Abstract: Ungulate conservation directly affects conservation of their predators and habitats. Assessing conservation status of ungulates found in the mountains is particularly challenging given the tough terrain and extreme weather. This is true for Central and South Asia’s mountains which harbour high ungulate diversity. Urial Ovis vignei, a Vulnerable wild sheep, occurs patchily across Asian mountains. Ladakh urial Ovis vignei vignei is a subspecies restricted to Ladakh and Gilgit-Baltistan in the trans-Himalaya. Poor understanding of its conservation status has limited conservation eforts in the region.
We conducted a distribution survey using single-season single-species occupancy, with spatial replicates accounting for auto-correlated replicate-level presence across the entire potential urial habitat (3425km2) in Ladakh, India. We then identifed remaining populations and conducted double-observer surveys to estimate densities. We found urial to use only 32% (16–53%) of its presumed range. We estimated densities of 1.27 (1.27–1.39) urial km−2 and 0.96 (0.96–1.10) urial km−2 across the two landscapes covering 18% of surveyed area.
These two areas are currently the last remaining strongholds for the species in India, yet densities were lower than expected when compared to previous studies. Urial distribution in India overlaps with human use like habitations, livestock grazing, and roads, hence efective conservation of the species will need involvement of local communities. We propose annual monitoring of urial and setting up community-based livestock-free reserves across the two landscapes.

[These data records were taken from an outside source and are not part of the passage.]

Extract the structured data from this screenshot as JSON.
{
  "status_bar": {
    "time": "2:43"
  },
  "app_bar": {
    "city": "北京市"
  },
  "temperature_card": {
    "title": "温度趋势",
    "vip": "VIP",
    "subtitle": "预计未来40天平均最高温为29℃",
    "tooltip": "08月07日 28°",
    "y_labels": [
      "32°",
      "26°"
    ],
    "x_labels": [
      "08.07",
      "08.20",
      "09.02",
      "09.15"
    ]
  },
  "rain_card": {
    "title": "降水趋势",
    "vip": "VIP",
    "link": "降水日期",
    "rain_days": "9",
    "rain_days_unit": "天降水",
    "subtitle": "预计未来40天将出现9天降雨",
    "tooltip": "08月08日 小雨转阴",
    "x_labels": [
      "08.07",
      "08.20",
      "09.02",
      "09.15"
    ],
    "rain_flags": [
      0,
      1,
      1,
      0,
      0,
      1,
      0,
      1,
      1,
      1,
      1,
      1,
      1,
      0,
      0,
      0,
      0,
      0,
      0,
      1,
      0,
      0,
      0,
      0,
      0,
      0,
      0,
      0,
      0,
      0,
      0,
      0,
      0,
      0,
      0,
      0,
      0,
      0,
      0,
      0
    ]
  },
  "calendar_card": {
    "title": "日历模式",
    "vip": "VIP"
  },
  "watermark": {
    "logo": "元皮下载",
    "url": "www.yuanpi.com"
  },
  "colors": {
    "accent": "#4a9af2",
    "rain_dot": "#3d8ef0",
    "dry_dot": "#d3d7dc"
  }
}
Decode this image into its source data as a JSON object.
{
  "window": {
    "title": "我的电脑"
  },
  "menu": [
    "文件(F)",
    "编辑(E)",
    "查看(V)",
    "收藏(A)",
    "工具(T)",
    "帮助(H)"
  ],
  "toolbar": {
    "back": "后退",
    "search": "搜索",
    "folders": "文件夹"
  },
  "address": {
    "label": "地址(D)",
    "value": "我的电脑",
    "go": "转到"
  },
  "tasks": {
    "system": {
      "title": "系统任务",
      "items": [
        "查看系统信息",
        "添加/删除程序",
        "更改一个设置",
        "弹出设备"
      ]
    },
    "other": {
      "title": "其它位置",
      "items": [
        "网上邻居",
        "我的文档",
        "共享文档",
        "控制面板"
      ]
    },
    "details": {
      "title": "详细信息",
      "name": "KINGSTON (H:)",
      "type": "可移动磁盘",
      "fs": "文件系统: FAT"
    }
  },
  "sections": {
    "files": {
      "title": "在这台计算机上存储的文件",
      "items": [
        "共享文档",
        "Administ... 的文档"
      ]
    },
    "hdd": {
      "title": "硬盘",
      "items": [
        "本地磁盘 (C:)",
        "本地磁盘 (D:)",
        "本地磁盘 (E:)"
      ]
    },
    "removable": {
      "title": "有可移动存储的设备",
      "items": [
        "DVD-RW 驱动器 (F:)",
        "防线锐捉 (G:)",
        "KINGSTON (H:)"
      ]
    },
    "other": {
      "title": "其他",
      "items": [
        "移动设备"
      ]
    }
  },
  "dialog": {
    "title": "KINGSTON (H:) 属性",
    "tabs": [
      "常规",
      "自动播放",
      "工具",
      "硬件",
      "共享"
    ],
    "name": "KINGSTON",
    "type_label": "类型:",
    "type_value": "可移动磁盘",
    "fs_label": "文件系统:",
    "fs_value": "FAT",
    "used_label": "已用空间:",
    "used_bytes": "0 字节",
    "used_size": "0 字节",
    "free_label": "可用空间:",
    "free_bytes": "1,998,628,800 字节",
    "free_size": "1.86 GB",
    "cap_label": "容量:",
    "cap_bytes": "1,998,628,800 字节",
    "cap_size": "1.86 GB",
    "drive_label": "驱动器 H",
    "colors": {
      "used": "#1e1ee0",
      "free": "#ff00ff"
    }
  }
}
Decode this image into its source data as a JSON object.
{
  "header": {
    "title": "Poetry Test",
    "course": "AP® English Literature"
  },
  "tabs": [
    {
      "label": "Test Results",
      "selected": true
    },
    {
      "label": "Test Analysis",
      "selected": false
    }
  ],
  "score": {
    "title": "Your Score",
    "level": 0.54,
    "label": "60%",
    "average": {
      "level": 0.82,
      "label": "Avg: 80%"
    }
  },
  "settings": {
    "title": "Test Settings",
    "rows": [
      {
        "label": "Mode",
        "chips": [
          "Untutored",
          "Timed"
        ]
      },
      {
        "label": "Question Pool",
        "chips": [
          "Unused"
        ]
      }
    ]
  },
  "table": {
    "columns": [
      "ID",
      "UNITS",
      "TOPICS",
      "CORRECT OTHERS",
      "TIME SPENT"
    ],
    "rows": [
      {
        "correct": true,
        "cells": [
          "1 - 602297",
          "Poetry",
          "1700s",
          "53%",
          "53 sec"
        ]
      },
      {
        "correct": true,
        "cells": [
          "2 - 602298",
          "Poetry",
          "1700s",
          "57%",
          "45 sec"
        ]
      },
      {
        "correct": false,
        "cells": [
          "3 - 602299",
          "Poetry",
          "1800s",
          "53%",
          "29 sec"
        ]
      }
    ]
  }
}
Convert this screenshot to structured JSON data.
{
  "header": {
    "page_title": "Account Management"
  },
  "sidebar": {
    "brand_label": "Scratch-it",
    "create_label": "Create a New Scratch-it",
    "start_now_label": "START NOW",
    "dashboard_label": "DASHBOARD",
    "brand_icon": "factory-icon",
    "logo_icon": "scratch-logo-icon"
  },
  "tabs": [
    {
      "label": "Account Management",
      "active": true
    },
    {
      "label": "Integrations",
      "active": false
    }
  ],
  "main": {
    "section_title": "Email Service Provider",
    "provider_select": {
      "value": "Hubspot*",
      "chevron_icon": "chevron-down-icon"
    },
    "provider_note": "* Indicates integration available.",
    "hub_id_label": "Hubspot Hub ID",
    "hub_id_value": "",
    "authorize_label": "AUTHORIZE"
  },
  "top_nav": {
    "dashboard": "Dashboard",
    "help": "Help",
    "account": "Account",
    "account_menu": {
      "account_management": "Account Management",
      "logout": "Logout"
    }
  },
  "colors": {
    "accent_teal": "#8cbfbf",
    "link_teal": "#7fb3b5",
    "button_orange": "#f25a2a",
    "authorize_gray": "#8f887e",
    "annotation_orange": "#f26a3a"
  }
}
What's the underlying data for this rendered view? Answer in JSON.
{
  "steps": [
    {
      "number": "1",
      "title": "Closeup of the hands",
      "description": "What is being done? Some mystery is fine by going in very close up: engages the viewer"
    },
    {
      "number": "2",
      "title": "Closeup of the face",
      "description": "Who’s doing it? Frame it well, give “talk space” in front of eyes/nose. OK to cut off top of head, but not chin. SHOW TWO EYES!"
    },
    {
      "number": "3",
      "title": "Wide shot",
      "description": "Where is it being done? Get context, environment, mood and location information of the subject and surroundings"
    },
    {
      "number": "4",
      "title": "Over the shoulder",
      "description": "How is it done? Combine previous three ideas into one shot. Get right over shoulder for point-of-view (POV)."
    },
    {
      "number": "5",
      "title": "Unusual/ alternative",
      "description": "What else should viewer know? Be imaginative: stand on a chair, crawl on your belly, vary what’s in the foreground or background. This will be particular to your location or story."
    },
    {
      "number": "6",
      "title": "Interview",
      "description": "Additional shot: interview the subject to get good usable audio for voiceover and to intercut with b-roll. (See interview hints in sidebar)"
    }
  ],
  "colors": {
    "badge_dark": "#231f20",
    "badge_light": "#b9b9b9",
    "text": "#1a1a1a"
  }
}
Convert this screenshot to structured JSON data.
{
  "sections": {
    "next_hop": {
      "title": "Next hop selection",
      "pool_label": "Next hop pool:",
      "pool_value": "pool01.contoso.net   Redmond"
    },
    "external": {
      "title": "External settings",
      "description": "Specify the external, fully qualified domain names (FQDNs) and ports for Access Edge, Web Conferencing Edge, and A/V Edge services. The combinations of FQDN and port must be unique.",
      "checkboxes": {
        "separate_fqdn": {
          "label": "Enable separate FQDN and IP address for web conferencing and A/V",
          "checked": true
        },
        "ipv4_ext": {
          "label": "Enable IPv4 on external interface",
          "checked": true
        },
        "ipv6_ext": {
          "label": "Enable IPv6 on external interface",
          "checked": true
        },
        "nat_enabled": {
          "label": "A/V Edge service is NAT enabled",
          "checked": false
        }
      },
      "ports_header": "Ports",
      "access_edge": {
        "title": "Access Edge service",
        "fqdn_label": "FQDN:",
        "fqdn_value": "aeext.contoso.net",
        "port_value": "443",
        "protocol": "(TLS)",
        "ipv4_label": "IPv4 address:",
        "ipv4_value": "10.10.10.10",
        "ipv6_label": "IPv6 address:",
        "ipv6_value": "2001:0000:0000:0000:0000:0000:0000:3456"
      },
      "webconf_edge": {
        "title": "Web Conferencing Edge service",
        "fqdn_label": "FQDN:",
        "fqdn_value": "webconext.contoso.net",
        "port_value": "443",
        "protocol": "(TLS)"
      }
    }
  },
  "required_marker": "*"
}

More such robust investigations at meaningful large scales are needed to direct conservation action for the understudied mountain ungulates of high Asia.